▶ [Task objective]: In the data below, find each line carrying the string "name" and copy it out.
___ Record extracts ___
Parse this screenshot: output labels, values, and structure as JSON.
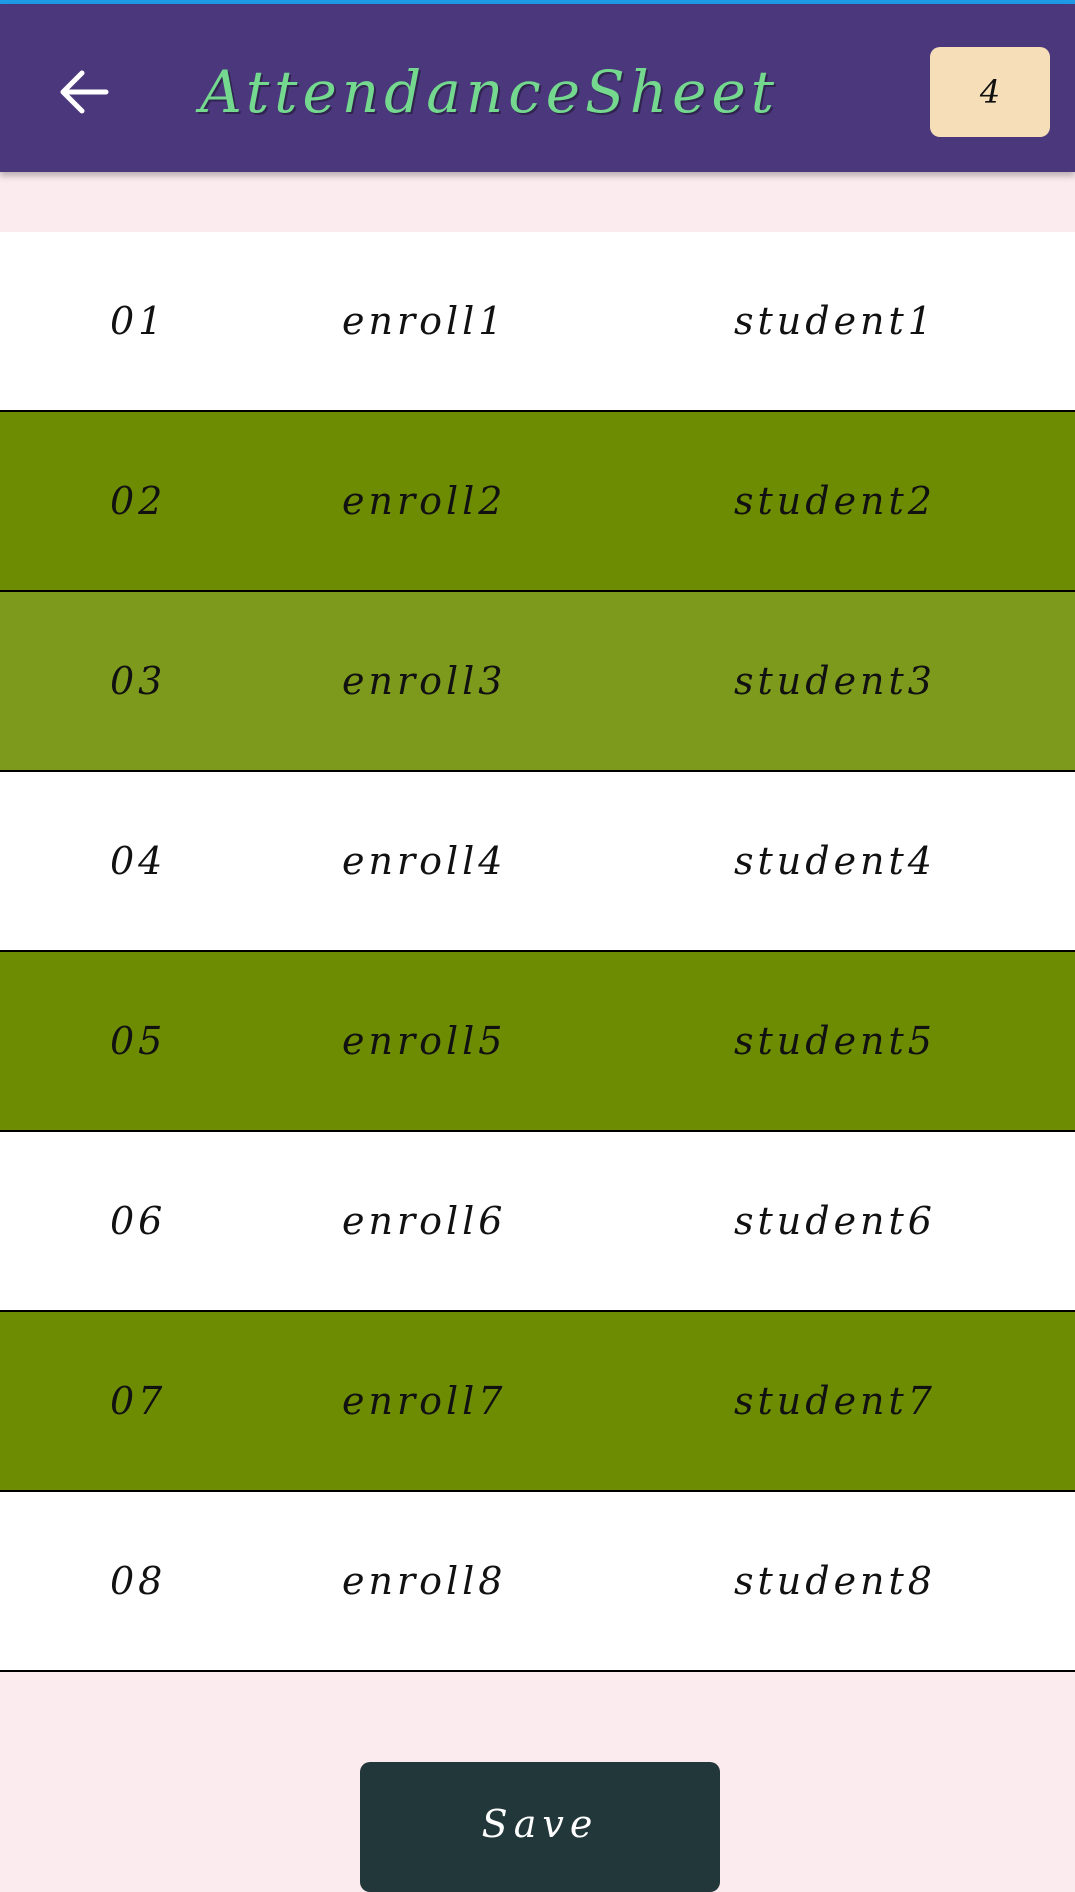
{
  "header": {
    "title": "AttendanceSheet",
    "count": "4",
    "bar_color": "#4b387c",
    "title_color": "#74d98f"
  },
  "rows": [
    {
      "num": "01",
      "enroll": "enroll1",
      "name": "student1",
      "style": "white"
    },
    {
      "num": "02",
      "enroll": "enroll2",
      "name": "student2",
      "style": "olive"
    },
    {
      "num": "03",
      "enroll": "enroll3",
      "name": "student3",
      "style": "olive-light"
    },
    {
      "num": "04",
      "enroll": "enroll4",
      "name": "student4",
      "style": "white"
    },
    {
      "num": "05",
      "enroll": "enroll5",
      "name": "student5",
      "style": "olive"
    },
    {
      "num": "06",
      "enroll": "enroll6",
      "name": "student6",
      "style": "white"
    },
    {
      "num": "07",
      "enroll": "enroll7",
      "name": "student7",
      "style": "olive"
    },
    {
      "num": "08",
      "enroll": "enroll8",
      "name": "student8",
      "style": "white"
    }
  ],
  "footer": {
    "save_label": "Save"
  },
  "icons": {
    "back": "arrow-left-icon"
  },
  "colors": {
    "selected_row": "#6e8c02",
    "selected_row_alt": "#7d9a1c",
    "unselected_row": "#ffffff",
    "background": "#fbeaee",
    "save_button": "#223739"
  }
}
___
▶ [Response area]:
      "name": "student1",
      "name": "student2",
      "name": "student3",
      "name": "student4",
      "name": "student5",
      "name": "student6",
      "name": "student7",
      "name": "student8",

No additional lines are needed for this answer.